■ **WHAT YOU SHOULD DO**
Where a line of the entries holds the string "icon", copy that line.

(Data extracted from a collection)
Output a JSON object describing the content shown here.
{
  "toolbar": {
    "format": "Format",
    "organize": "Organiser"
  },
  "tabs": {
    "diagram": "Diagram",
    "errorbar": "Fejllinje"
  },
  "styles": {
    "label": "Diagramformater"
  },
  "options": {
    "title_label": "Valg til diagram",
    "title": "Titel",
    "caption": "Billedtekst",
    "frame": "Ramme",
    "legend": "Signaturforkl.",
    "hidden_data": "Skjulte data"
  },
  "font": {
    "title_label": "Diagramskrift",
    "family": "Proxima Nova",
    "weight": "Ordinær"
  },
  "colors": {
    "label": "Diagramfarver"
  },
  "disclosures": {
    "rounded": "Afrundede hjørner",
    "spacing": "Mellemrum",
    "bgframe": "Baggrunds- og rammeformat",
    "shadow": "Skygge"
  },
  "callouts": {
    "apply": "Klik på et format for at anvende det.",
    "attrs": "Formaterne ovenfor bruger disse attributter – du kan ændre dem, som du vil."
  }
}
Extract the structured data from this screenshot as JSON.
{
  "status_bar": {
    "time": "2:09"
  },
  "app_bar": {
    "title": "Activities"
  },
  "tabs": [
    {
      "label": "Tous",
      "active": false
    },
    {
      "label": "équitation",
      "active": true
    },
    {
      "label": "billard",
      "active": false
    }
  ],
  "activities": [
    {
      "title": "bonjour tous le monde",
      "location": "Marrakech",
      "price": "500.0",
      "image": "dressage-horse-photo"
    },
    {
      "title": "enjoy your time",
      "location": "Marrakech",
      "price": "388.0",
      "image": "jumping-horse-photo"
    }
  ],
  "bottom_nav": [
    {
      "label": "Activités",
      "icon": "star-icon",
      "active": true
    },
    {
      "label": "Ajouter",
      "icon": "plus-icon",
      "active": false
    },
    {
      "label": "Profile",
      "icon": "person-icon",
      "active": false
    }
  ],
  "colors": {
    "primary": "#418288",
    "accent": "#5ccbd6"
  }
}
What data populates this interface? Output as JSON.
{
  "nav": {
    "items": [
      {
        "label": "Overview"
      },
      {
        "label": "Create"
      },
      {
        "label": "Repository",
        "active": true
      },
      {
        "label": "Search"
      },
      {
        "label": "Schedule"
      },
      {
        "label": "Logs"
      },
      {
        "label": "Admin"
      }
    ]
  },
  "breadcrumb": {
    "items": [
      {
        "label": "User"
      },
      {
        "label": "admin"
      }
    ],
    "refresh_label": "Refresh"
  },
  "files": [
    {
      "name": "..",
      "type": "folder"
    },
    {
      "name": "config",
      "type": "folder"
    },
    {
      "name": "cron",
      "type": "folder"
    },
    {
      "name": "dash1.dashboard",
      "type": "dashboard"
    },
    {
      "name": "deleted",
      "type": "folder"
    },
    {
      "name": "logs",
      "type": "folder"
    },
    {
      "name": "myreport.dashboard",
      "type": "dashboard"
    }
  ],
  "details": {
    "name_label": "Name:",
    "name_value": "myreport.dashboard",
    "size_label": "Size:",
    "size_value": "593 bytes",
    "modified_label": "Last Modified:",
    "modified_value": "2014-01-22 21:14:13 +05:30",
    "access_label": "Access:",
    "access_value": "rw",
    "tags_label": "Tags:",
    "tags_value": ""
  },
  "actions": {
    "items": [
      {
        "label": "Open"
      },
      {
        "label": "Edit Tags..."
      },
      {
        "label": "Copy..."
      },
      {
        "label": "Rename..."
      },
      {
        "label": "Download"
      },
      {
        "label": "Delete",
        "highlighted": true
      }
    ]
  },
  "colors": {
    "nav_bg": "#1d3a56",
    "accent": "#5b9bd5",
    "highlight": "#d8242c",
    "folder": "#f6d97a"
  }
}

■ **SOLUTION TO THIS TASK**
      "icon": "star-icon",
      "icon": "plus-icon",
      "icon": "person-icon",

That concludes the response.